Routines

Daily routines in teaching around the world have differed from place to place. In Malawi, the heat of the day meant an early finish to the school day, with children finishing school just after lunch.  Further enrichment came in the form of afternoon activities, which offered the likes of outdoor tennis, swimming and tending to the school’s pet camel in the onsite animal farm.  I soon got used to the early rises (school started at 7.00am) as I greeted the monkey family in the morning, that had set up camp outside my classroom window.  Malawi provides an organic, out door quality of life that benefits both teacher and student.

Life in the USA

The USA, so far, has been a little different.  With a wealth of CPD opportunities, the mornings are similarly early starts, with a later end to the day as children are coordinated onto their school buses for heading home and many more CPD opportunities are available after school.  Children attend 45 minutes of “specials” per day, which sees them immersing themselves in specialist subjects such as Art, PE and even Mandarin lessons.  The children thoroughly enjoy this aspect of the day and though I have missed being able to teach the more creative subjects like Music and Art, I try to filter them through the global ethos that the school adopts. 

Many schools in the North Carolina area are global schools, which aim to provide the children with a global perspective on their learning.  For many children who do not get to travel outside of the country, this is their view into the world.  So, it has been great to teach children about the daily lives of children in Malawi and about Scottish literature and cultural practises.  All of the children are very taken by the mystery of our dear Nessie!

It has been rewarding to share this global planning with the colleagues in my grade level.  In my current school and in my schools in Malawi, we have used  a “grade level” planning approach.  This has provided the opportunity to plan in conjunction with teaching colleagues in my neighbouring classes.  This has been a particular growth opportunity and has allowed all of us to problem solve and try out new ways of approaching vital subjects.  It has been a great way to draw the on the advantages of our cultural and professional backgrounds and I have learned a lot about both my own practise and the practise of others.

Curriculum

Adapting to the curriculum is always one of the most difficult parts of working overseas.  Although most international schools in Malawi follow a British Curriculum, which is not too far detached from the Curriculum for Excellence, the Common Core Curriculum in the USA has been completely different.  There is a large emphasis on summative assessment, which is very different from our CfE training.  However, I have slowly begun to become accustomed to this and have found it useful to identify areas of need and to pick up on children who require extra intervention.  Although a curriculum is always different and sometimes challenging to get your head around, it is important to remember that as an international teacher, you are always bringing something new and different to the classroom.
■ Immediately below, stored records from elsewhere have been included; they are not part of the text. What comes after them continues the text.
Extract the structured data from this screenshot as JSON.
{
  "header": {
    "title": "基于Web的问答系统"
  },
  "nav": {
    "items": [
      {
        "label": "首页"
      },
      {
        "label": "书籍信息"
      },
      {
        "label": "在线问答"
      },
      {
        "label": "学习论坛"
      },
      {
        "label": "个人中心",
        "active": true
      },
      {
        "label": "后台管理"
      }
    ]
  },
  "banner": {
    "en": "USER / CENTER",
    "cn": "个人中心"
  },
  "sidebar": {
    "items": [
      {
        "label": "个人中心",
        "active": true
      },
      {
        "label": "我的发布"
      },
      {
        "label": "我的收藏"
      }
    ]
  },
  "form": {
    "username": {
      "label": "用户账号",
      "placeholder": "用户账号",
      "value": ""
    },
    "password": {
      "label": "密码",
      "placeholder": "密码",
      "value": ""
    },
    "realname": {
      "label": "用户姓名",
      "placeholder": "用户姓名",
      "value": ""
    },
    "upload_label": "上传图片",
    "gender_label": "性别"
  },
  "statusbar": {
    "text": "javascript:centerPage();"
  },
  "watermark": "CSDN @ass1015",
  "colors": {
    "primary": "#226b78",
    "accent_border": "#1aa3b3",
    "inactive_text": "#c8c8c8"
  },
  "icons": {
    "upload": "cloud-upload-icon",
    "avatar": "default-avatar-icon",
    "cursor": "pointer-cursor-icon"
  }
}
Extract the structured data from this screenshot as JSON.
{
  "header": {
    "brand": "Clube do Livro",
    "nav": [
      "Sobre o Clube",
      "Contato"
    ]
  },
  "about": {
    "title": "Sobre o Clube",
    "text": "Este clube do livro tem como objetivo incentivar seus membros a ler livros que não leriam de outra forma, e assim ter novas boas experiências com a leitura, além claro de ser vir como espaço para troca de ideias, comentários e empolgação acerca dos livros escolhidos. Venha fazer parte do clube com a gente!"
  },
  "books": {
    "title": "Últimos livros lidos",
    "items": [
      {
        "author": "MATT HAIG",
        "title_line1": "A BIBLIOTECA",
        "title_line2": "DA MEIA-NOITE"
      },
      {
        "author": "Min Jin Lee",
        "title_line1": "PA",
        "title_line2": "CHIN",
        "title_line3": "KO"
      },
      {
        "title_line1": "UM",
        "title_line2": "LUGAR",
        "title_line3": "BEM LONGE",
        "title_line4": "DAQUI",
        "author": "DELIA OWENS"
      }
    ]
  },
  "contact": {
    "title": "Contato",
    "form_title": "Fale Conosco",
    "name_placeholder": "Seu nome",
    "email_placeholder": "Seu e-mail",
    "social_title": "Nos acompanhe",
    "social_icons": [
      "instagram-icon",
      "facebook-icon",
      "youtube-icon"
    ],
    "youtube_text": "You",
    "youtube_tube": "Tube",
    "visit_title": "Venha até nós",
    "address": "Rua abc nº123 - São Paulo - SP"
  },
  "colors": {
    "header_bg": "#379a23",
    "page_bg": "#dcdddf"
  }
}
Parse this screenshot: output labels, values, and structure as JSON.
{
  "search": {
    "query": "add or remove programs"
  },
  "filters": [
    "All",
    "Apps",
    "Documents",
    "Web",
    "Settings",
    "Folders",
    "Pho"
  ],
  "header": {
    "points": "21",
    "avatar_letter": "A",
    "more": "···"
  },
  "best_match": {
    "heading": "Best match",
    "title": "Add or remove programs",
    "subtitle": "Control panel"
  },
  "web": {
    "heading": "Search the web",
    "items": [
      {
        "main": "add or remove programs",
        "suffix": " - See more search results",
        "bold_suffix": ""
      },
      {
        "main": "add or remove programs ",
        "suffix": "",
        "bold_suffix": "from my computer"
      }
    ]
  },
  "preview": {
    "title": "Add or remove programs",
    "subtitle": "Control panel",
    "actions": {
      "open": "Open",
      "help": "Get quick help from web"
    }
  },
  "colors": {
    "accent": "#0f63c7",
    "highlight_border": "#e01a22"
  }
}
So, it is imperative to maintain your own pedagogy and bring “you” and where you are coming from into the classroom, to create a fun, diverse, active and encompassing learning experience for the children.. no matter where you are in the world!